• DATA
★ ★ ★
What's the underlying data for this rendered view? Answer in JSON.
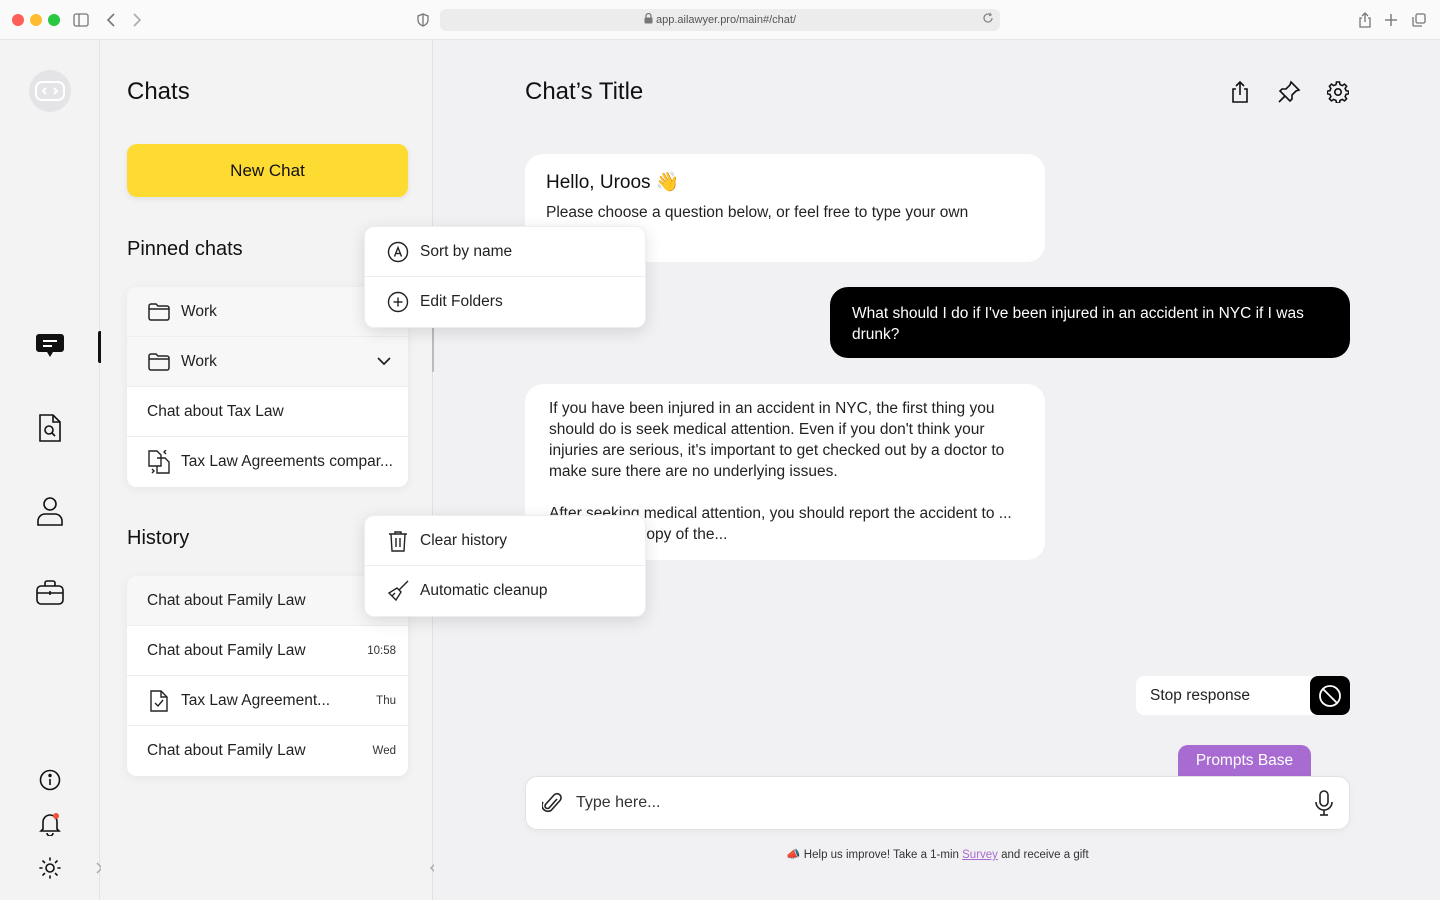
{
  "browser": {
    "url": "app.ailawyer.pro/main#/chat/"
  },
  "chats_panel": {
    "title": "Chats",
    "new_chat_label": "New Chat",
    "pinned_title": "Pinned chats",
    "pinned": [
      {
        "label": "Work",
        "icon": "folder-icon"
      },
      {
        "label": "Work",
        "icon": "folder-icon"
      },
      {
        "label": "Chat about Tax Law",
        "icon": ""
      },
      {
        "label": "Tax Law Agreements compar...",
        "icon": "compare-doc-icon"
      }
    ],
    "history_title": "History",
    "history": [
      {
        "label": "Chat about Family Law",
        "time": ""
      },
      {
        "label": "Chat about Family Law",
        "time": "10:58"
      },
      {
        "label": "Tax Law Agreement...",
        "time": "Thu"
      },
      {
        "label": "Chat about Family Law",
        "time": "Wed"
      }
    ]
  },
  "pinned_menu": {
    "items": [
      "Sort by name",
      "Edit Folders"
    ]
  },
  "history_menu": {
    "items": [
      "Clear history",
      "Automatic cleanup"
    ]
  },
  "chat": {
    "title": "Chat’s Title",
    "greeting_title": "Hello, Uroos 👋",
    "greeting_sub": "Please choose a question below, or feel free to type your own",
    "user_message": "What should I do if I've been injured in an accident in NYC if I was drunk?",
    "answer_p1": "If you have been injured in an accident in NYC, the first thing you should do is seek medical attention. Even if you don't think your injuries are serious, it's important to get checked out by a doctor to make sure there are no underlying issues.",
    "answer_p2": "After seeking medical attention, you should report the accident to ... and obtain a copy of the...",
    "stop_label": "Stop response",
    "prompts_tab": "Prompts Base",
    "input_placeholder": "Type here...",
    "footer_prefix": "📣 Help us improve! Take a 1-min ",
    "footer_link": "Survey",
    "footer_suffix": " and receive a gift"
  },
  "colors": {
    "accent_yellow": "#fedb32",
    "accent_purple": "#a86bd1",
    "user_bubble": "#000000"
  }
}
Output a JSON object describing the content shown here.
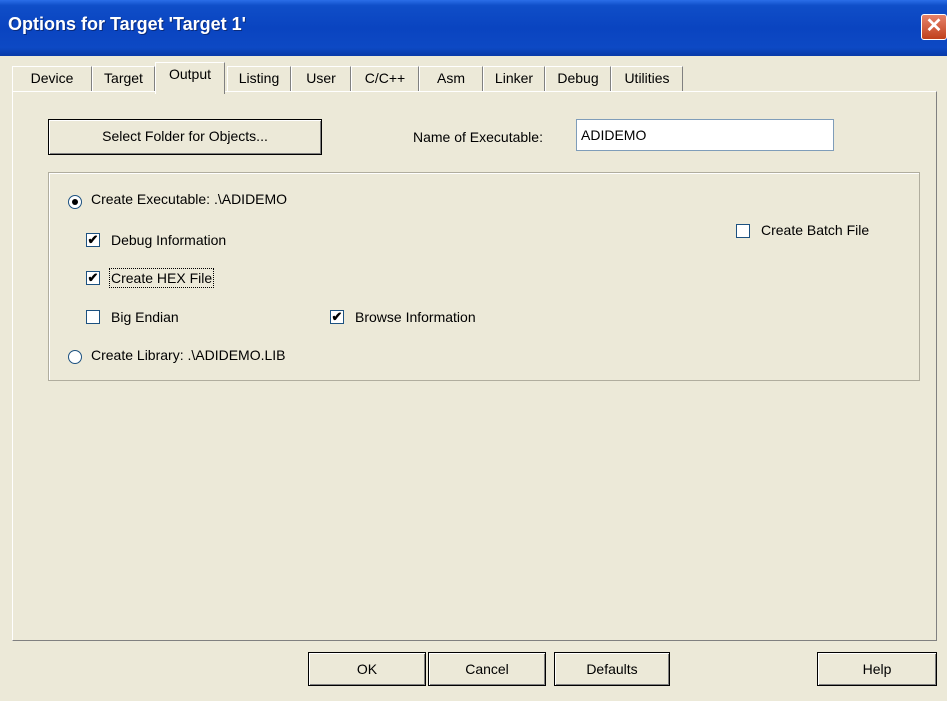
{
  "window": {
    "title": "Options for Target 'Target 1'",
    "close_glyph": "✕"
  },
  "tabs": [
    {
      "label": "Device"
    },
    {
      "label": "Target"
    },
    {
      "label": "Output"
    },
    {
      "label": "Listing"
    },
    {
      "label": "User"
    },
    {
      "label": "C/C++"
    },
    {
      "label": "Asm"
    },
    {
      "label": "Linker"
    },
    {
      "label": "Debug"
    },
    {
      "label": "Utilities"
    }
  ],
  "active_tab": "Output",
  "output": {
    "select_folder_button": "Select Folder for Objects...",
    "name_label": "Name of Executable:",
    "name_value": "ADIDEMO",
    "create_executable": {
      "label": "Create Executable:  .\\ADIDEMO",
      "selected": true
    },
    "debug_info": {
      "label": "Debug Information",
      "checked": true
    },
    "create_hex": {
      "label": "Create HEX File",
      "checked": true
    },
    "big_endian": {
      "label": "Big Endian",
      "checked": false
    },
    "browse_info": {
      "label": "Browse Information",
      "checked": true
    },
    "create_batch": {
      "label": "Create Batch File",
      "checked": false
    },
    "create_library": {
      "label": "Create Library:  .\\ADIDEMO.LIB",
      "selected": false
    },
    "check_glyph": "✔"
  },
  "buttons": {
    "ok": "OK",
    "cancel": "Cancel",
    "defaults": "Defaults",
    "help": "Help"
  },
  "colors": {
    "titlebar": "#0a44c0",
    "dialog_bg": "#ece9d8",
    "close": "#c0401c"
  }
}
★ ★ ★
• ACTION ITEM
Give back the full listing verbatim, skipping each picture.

• YOUR RESPONSE
What's the underlying data for this rendered view? Answer in JSON.
{
  "browser": {
    "url": "app.ailawyer.pro/main#/chat/"
  },
  "chats_panel": {
    "title": "Chats",
    "new_chat_label": "New Chat",
    "pinned_title": "Pinned chats",
    "pinned": [
      {
        "label": "Work",
        "icon": "folder-icon"
      },
      {
        "label": "Work",
        "icon": "folder-icon"
      },
      {
        "label": "Chat about Tax Law",
        "icon": ""
      },
      {
        "label": "Tax Law Agreements compar...",
        "icon": "compare-doc-icon"
      }
    ],
    "history_title": "History",
    "history": [
      {
        "label": "Chat about Family Law",
        "time": ""
      },
      {
        "label": "Chat about Family Law",
        "time": "10:58"
      },
      {
        "label": "Tax Law Agreement...",
        "time": "Thu"
      },
      {
        "label": "Chat about Family Law",
        "time": "Wed"
      }
    ]
  },
  "pinned_menu": {
    "items": [
      "Sort by name",
      "Edit Folders"
    ]
  },
  "history_menu": {
    "items": [
      "Clear history",
      "Automatic cleanup"
    ]
  },
  "chat": {
    "title": "Chat’s Title",
    "greeting_title": "Hello, Uroos 👋",
    "greeting_sub": "Please choose a question below, or feel free to type your own",
    "user_message": "What should I do if I've been injured in an accident in NYC if I was drunk?",
    "answer_p1": "If you have been injured in an accident in NYC, the first thing you should do is seek medical attention. Even if you don't think your injuries are serious, it's important to get checked out by a doctor to make sure there are no underlying issues.",
    "answer_p2": "After seeking medical attention, you should report the accident to ... and obtain a copy of the...",
    "stop_label": "Stop response",
    "prompts_tab": "Prompts Base",
    "input_placeholder": "Type here...",
    "footer_prefix": "📣 Help us improve! Take a 1-min ",
    "footer_link": "Survey",
    "footer_suffix": " and receive a gift"
  },
  "colors": {
    "accent_yellow": "#fedb32",
    "accent_purple": "#a86bd1",
    "user_bubble": "#000000"
  }
}
Output a JSON object describing the content shown here.
{
  "window": {
    "title": "Options for Target 'Target 1'",
    "close_glyph": "✕"
  },
  "tabs": [
    {
      "label": "Device"
    },
    {
      "label": "Target"
    },
    {
      "label": "Output"
    },
    {
      "label": "Listing"
    },
    {
      "label": "User"
    },
    {
      "label": "C/C++"
    },
    {
      "label": "Asm"
    },
    {
      "label": "Linker"
    },
    {
      "label": "Debug"
    },
    {
      "label": "Utilities"
    }
  ],
  "active_tab": "Output",
  "output": {
    "select_folder_button": "Select Folder for Objects...",
    "name_label": "Name of Executable:",
    "name_value": "ADIDEMO",
    "create_executable": {
      "label": "Create Executable:  .\\ADIDEMO",
      "selected": true
    },
    "debug_info": {
      "label": "Debug Information",
      "checked": true
    },
    "create_hex": {
      "label": "Create HEX File",
      "checked": true
    },
    "big_endian": {
      "label": "Big Endian",
      "checked": false
    },
    "browse_info": {
      "label": "Browse Information",
      "checked": true
    },
    "create_batch": {
      "label": "Create Batch File",
      "checked": false
    },
    "create_library": {
      "label": "Create Library:  .\\ADIDEMO.LIB",
      "selected": false
    },
    "check_glyph": "✔"
  },
  "buttons": {
    "ok": "OK",
    "cancel": "Cancel",
    "defaults": "Defaults",
    "help": "Help"
  },
  "colors": {
    "titlebar": "#0a44c0",
    "dialog_bg": "#ece9d8",
    "close": "#c0401c"
  }
}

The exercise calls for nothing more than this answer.